I spend a lot of time in the prairie. I see a lot of incredible things in it. Yet here was something so incredibly new and spectacular happening in a pool of rainwater with cow turds floating through it. Prairies are brimming with breathtaking sights and sounds. Sometimes you just have to spend a night in a rainstorm to see it.
At 11 pm I left the puddle, only because I knew that I would be awake in six hours and still needed to set up my blind. I gathered all my equipment from the car and trudged towards the prairie dog town. I picked a place that vaguely resembled the spot I had seen from the road and assembled the blind in the dark. At this point I was basically guessing where the owl nest would be, but I didn’t care much. I knew that if I sat long enough anywhere in the prairie I’d see something interesting.
That night I had one of those movie dreams where you hear a strange sound that doesn’t fit with the dream and then realize that it’s coming from the real world. The sound happened to be a Burrowing Owl call. At 5 am I looked out the blind and saw the owl perched on a burrow just thirty feet away.

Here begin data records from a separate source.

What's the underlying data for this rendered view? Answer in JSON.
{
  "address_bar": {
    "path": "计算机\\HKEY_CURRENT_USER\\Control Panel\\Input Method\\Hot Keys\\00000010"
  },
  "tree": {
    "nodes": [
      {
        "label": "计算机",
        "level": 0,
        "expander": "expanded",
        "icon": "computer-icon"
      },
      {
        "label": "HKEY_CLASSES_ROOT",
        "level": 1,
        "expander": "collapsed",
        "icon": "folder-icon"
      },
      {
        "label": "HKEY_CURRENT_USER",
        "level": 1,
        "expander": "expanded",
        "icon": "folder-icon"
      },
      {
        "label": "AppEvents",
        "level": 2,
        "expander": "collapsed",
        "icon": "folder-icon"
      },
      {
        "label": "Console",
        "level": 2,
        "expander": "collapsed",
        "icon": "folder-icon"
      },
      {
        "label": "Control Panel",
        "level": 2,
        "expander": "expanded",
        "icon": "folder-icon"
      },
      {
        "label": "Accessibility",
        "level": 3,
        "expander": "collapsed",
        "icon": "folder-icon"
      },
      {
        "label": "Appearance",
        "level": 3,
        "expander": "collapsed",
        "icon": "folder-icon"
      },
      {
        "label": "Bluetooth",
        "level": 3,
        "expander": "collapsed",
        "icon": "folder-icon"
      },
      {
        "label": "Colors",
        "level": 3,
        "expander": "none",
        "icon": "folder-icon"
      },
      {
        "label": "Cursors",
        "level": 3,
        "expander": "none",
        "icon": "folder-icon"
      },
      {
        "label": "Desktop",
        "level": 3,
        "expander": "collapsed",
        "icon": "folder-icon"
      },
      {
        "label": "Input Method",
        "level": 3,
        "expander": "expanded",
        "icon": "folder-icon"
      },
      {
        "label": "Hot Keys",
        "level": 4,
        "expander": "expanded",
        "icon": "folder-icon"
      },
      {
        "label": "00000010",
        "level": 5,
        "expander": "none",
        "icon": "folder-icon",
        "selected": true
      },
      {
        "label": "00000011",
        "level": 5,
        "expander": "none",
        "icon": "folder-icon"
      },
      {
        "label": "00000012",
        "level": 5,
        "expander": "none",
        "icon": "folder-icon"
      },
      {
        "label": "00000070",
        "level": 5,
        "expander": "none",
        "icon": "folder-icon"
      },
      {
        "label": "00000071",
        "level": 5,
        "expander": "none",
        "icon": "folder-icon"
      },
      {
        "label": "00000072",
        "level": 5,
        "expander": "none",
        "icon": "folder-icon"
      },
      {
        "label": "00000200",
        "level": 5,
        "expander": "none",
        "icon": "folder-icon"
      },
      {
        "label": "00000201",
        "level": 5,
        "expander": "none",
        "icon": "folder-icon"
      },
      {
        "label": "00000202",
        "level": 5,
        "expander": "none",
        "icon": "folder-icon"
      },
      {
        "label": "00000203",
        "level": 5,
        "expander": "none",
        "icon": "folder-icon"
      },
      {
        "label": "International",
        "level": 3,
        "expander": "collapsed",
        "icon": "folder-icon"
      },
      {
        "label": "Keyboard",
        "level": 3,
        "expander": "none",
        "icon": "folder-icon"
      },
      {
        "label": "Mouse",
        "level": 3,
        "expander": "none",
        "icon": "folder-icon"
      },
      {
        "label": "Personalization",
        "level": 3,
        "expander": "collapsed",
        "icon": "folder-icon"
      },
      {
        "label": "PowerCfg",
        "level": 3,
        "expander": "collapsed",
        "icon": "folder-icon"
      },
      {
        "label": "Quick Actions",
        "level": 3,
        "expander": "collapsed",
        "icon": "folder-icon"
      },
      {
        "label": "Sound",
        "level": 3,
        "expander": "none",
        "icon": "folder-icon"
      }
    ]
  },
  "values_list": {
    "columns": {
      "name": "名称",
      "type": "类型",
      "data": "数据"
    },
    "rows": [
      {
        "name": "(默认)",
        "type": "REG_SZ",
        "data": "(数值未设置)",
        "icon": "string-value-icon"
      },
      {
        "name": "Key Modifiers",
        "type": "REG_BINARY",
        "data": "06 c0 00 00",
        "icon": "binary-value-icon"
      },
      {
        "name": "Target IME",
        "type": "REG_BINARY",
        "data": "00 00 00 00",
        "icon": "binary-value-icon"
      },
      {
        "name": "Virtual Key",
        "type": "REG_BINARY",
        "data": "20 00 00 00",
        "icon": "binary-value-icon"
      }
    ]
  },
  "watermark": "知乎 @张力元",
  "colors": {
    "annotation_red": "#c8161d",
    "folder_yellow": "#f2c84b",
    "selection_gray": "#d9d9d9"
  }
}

At some point while I scrambled to assemble my camera and tripod, the owl flew away. I waited for an hour. He didn’t come back. I waited another hour. No owls in sight. Eventually, the prairie dogs began to emerge from their burrows and start their busy day of being prairie dogs. I see prairie dogs often, but I had never watched them from a blind before. Doing so allowed me to see their process for building their burrows for the first time.
Here’s how it works: Facing away from her burrow, a prairie dog first uses her sharp teeth to cut the roots holding the soil together (this was surprising to me). Once she’s loosened enough dirt, she kicks it behind her and then proceeds to take another several bites out of the prairie. After doing this for a minute or so, she turns around and uses quick shoves with her forelegs, chest, and neck to shovel the dirt to her burrow. Once it’s in a spot she likes, she tamps down the dirt with several forceful downward pushes. At first I thought the prairie dogs were pressing on the dirt with their forelegs, but after watching the videos I took in slow motion, I think they actually pound the fronts of their noses into it. What an interesting animal.
Just as my mind began to wander, I heard hoarse screeches in the distance. To my disbelief, an American Badger was shuffling across the prairie dog town, followed by a very angry Burrowing Owl. The badger suddenly noticed my blind and stared intently at it while my lens stared back. Then the Burrowing Owl renewed his assault and drove the predator away with several swipes of his talons.
Still hardly able to process what I had just seen (this was only the second badger I’d seen), I noticed that the two owls were perched on a burrow far away from me, undoubtedly congratulating each other on their bravery. How could this be? Last night I saw the owls perched on a burrow near my blind. Two weeks before that I had seen them perched on another burrow on the other side of the prairie dog town. Did they even have a nest???
But I couldn’t be disappointed. In front of me a pair of baby prairie dogs were playing with each other. Western Meadowlarks and Horned Larks were strolling across the prairie in search of food. A pronghorn rested peacefully on a hill. And I was there with them, part of the prairie, just another species enjoying the serene and beautiful landscape.
I spent the rest of the day at Pawnee Buttes and saw more cool animals there, but I don’t have the space for them in this blog post. Be sure to follow me on Instagram or Facebook to see their photos and stories.